Because I wasn’t thin, I was still being regularly shamed by people that should have helped me. While I understand that they have low body image and esteem issues and haven’t dealt with their own trauma, I still needed help. During this time, I was very depressed. I didn’t know what depression was, but in hindsight, it should have been obvious to anyone around me. Dealing with an eating disorder and depression on your own is isolating and excruciating.
When I first got really sick, it took me a few more years to come out about my eating disorder. People, including medical professionals, assumed what my eating habits were instead of asking. When I had a thyroid lab done, the endocrinologist decided he would check me at every appointment for diabetes. I have never been close to having diabetes. (There is nothing wrong with having diabetes, and there should be no shame with the diagnosis or management of diabetes. Every fatphobe likes to throw “diabetes” around when they know nothing about it and don’t understand that it effects people of all sizes.)
When I first came down with fatigue, I was prescribed weight loss (caloric restriction and more exercise) and amphetamines (stimulants), all while I was restricting/purging and overexercising. No one asked about my relationship with food, they all assumed based on my size.
I’ve done a lot of the recovery work on my own and it’s incredibly difficult being a fat person and trying to recover from what “everybody knows” fat people are “supposed” to be doing. Do not listen to “everybody knows”. They are wrong!
Try to work with a Health At Every Size (HAES) dietitian or therapist; some offer sliding scale payments. I know not everyone has access to a dietitian or therapist, and if you don’t, try following HAES providers on social media. It can help with your headspace!
Also, get rid of the scale. It does not provide good feedback and is a way to torture yourself. Ditch it!

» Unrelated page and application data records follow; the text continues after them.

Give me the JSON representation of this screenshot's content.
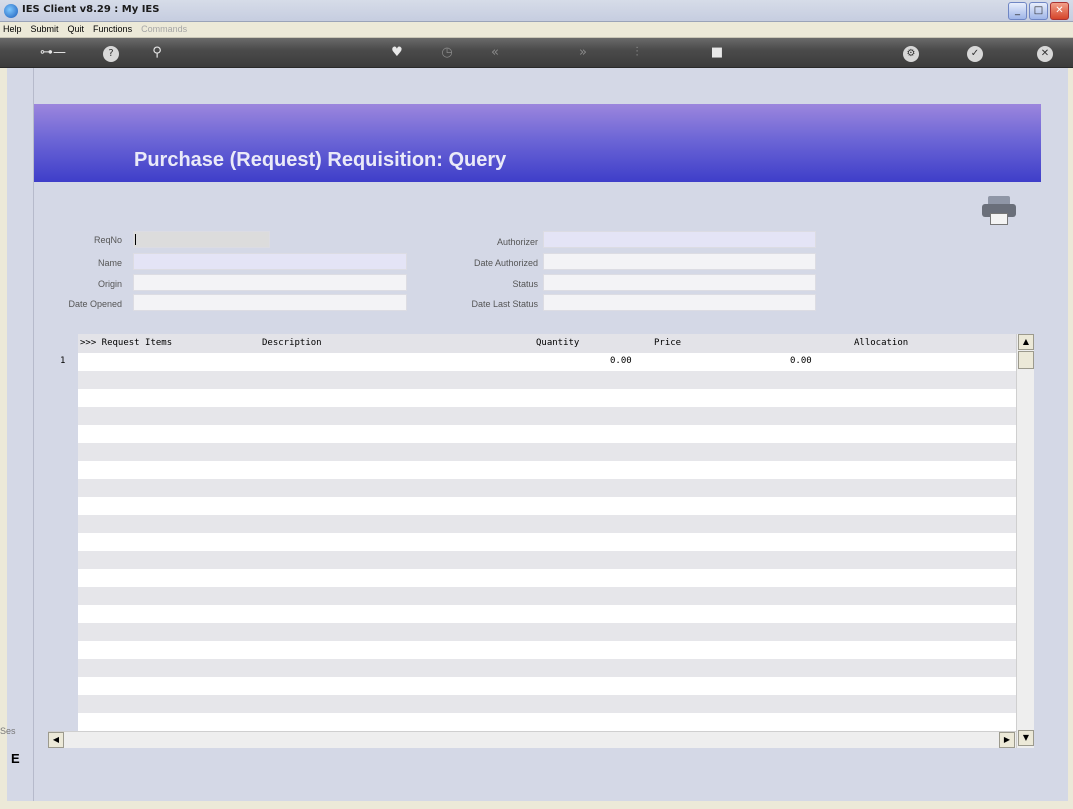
{
  "window": {
    "title": "IES Client v8.29 : My IES"
  },
  "menu": [
    {
      "label": "Help",
      "disabled": false
    },
    {
      "label": "Submit",
      "disabled": false
    },
    {
      "label": "Quit",
      "disabled": false
    },
    {
      "label": "Functions",
      "disabled": false
    },
    {
      "label": "Commands",
      "disabled": true
    }
  ],
  "toolbar": {
    "icons": [
      "key-icon",
      "help-icon",
      "search-icon",
      "heart-icon",
      "clock-icon",
      "rewind-icon",
      "fast-forward-icon",
      "tree-icon",
      "stop-icon",
      "settings-icon",
      "check-icon",
      "close-icon"
    ]
  },
  "page": {
    "title": "Purchase (Request) Requisition: Query"
  },
  "form": {
    "reqno_label": "ReqNo",
    "name_label": "Name",
    "origin_label": "Origin",
    "date_opened_label": "Date Opened",
    "authorizer_label": "Authorizer",
    "date_authorized_label": "Date Authorized",
    "status_label": "Status",
    "date_last_status_label": "Date Last Status",
    "reqno_value": "",
    "name_value": "",
    "origin_value": "",
    "date_opened_value": "",
    "authorizer_value": "",
    "date_authorized_value": "",
    "status_value": "",
    "date_last_status_value": ""
  },
  "grid": {
    "headers": {
      "items": ">>> Request Items",
      "description": "Description",
      "quantity": "Quantity",
      "price": "Price",
      "allocation": "Allocation"
    },
    "rows": [
      {
        "num": "1",
        "quantity": "0.00",
        "price": "0.00"
      }
    ]
  },
  "side": {
    "text": "Ses",
    "char": "E"
  }
}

New posts to come about the weight equal health myth and how dieting doesn’t work long term for 95% of the population.